◆ **Stored data**:
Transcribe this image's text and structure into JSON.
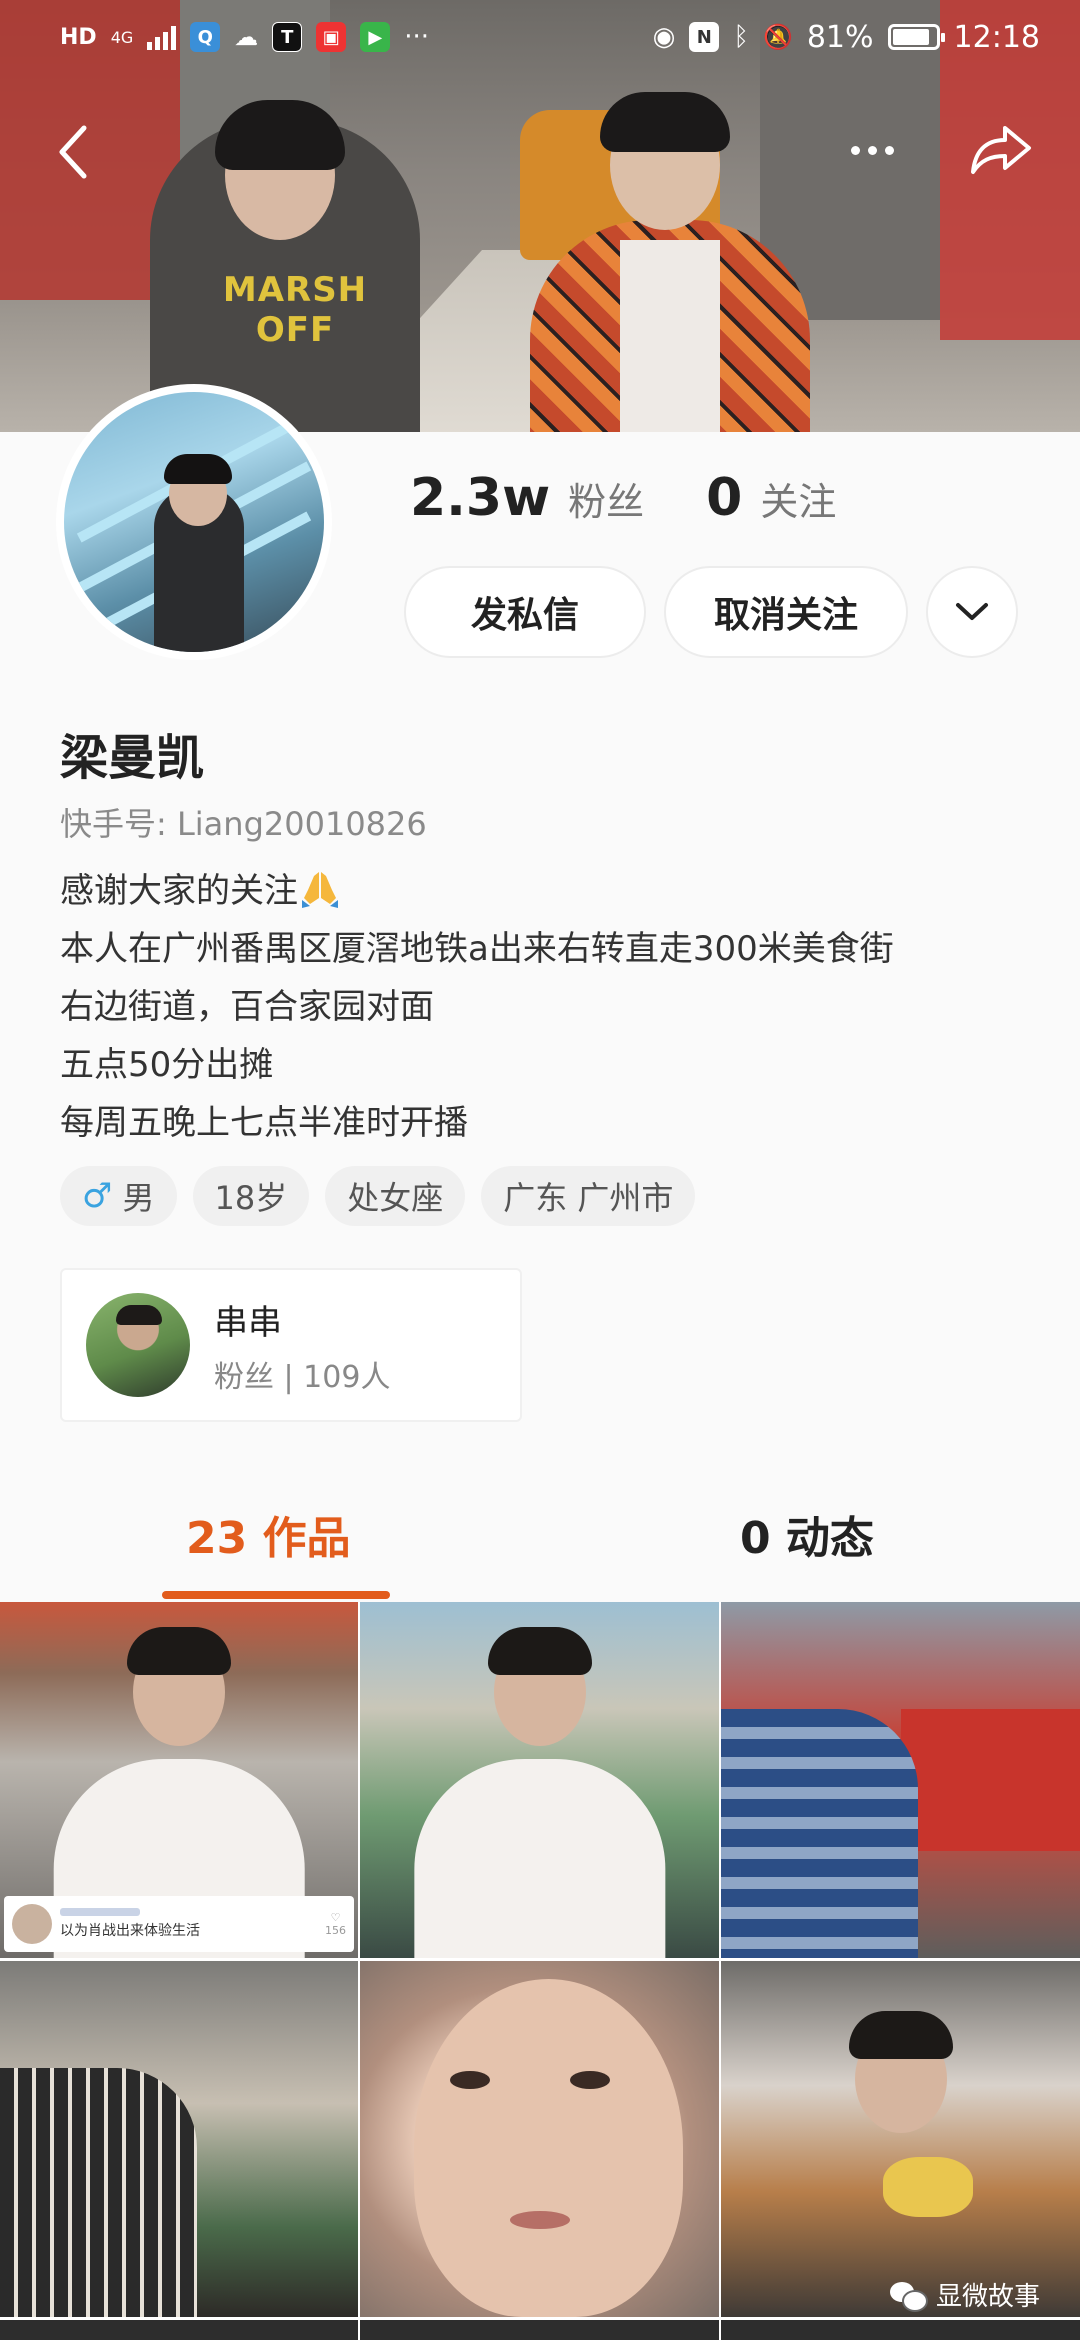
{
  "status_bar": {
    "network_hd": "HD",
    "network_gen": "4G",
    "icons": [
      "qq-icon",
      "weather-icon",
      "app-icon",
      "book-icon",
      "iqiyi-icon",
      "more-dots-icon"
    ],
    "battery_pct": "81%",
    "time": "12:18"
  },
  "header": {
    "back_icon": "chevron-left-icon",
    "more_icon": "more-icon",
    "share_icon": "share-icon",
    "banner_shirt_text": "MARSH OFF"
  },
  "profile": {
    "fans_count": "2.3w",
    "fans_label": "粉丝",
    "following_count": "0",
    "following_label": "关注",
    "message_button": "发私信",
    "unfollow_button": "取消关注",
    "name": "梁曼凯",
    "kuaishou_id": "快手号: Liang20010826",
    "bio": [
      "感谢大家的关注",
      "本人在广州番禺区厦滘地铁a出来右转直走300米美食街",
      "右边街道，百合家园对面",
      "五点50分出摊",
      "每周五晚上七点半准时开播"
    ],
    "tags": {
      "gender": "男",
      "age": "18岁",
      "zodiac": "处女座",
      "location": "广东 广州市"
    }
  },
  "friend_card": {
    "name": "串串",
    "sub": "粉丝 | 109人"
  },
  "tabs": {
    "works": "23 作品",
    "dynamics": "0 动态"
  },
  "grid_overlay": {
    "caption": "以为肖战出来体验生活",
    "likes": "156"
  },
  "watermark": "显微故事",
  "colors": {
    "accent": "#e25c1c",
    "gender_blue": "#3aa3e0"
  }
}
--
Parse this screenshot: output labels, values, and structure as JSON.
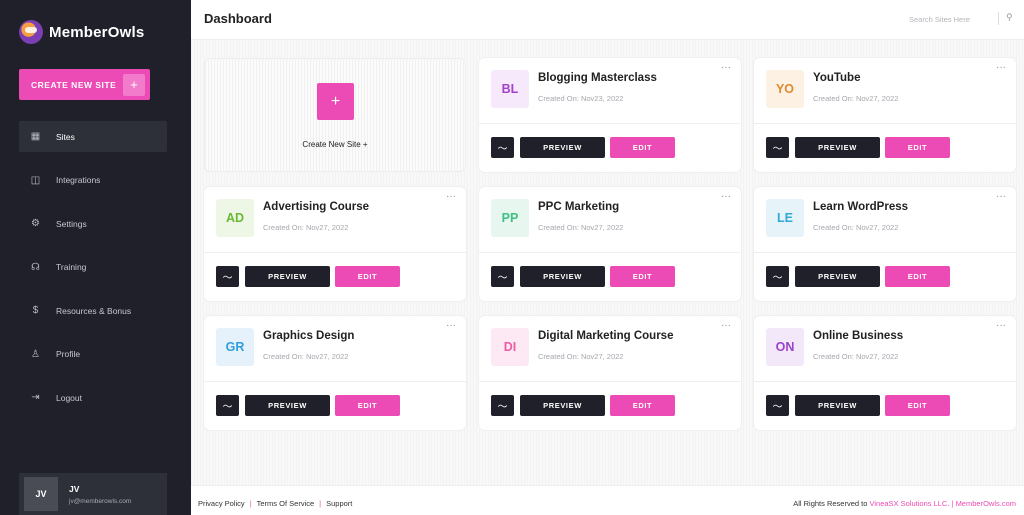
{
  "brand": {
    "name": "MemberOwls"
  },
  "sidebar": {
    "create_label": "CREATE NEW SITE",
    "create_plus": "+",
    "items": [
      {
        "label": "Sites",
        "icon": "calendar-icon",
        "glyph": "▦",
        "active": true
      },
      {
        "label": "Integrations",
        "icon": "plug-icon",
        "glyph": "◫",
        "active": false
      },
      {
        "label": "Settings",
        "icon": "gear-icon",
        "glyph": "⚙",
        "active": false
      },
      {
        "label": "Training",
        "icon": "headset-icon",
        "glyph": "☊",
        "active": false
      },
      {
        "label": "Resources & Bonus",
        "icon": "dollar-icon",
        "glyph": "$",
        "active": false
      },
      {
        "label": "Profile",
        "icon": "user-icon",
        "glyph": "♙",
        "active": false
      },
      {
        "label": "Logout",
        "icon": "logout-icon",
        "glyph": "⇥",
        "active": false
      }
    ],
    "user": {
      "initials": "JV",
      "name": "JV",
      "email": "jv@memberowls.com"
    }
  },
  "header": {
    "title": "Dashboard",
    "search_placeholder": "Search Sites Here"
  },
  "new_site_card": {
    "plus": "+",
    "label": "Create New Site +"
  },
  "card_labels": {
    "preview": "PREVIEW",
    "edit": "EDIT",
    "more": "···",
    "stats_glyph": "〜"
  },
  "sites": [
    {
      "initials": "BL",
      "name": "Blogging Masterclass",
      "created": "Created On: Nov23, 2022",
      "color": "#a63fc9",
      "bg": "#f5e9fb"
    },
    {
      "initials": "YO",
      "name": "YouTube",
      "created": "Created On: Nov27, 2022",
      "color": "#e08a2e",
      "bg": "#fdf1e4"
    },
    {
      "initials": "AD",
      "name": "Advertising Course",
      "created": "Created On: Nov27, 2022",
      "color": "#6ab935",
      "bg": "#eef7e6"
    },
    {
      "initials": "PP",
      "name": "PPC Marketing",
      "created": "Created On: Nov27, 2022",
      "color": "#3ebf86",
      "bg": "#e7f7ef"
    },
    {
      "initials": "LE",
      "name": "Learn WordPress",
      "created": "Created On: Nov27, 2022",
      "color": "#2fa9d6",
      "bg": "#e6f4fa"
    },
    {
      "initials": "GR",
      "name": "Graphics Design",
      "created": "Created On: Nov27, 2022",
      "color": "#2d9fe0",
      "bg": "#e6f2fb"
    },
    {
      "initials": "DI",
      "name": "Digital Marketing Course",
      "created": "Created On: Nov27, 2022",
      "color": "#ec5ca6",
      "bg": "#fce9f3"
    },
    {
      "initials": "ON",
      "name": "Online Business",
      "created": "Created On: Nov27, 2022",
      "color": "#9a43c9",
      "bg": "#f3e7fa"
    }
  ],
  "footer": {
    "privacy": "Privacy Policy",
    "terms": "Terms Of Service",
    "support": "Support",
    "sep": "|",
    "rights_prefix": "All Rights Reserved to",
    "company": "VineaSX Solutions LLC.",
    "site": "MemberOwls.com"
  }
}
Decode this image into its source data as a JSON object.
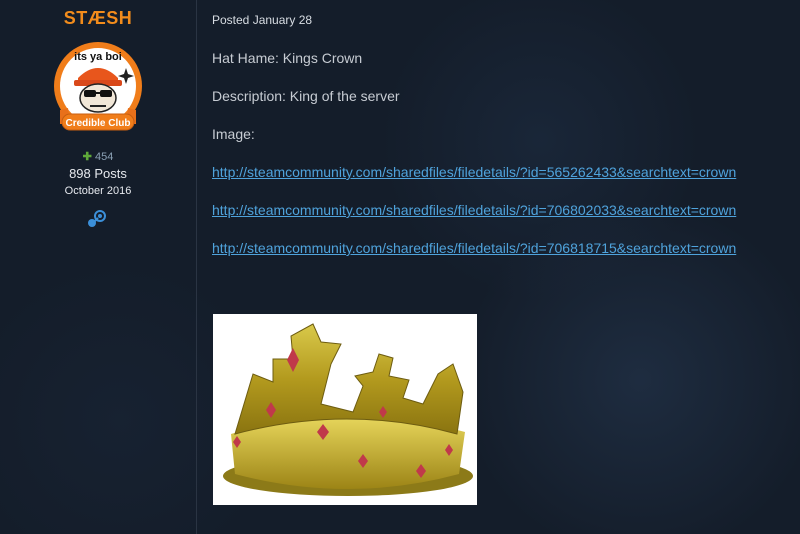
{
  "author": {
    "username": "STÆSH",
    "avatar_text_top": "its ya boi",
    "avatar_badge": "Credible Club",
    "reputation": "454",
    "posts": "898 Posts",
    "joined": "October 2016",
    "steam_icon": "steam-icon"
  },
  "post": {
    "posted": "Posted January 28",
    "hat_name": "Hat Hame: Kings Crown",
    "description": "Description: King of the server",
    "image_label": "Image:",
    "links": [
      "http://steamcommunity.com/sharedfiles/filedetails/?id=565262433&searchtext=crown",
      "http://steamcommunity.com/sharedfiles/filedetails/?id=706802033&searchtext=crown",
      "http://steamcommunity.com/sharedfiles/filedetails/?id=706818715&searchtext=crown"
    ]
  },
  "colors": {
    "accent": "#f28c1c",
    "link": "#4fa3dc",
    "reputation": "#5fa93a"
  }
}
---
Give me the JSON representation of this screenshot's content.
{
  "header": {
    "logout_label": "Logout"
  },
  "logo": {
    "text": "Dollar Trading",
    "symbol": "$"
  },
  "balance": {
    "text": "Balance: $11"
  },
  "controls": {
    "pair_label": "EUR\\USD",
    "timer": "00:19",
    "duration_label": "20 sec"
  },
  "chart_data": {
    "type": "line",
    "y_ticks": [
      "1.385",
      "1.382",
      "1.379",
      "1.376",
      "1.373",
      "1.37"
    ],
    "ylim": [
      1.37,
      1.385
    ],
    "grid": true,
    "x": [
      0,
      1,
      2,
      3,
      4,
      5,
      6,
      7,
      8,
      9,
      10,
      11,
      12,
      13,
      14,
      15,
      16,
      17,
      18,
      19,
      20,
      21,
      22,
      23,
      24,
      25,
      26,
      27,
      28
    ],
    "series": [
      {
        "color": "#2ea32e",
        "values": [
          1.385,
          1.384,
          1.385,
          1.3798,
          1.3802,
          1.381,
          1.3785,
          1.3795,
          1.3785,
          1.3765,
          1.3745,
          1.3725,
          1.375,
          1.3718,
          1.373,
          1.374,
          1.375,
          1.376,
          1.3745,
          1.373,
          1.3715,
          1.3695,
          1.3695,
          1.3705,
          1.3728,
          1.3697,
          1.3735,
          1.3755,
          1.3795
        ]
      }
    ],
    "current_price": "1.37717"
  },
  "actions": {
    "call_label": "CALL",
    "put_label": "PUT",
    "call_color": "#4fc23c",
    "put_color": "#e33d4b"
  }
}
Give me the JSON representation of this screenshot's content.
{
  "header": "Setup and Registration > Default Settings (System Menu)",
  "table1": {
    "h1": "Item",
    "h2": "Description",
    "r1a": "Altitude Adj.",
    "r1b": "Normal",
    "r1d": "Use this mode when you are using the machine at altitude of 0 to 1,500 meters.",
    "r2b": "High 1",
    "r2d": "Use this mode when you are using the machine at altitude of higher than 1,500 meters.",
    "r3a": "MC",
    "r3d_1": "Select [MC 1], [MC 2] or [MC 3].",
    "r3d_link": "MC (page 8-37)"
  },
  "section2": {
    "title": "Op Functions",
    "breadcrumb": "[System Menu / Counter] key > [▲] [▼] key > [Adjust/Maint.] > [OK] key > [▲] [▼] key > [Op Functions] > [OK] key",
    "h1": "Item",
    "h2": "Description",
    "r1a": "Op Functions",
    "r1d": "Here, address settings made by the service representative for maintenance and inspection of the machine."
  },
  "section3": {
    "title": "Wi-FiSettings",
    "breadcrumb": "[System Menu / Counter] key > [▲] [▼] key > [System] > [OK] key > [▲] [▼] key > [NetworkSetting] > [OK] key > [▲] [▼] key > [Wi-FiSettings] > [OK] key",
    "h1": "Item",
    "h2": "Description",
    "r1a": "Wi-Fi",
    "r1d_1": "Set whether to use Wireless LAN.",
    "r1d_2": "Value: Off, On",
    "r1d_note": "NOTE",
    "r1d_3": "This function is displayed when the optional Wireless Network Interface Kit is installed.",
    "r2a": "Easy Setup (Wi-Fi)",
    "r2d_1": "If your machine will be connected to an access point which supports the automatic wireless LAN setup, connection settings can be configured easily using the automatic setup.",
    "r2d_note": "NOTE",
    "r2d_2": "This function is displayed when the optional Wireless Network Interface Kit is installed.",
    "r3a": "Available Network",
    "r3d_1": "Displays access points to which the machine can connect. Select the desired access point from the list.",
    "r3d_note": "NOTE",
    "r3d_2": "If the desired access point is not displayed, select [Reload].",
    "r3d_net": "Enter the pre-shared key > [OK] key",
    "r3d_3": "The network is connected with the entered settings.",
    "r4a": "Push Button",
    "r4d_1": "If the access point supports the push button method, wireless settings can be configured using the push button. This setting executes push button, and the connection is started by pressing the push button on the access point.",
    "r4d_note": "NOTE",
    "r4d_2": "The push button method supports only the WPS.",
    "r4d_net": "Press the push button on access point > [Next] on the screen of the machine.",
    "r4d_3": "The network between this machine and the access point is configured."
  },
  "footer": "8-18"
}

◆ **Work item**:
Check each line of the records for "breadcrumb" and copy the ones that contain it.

◆ **Task solution**:
    "breadcrumb": "[System Menu / Counter] key > [▲] [▼] key > [Adjust/Maint.] > [OK] key > [▲] [▼] key > [Op Functions] > [OK] key",
    "breadcrumb": "[System Menu / Counter] key > [▲] [▼] key > [System] > [OK] key > [▲] [▼] key > [NetworkSetting] > [OK] key > [▲] [▼] key > [Wi-FiSettings] > [OK] key",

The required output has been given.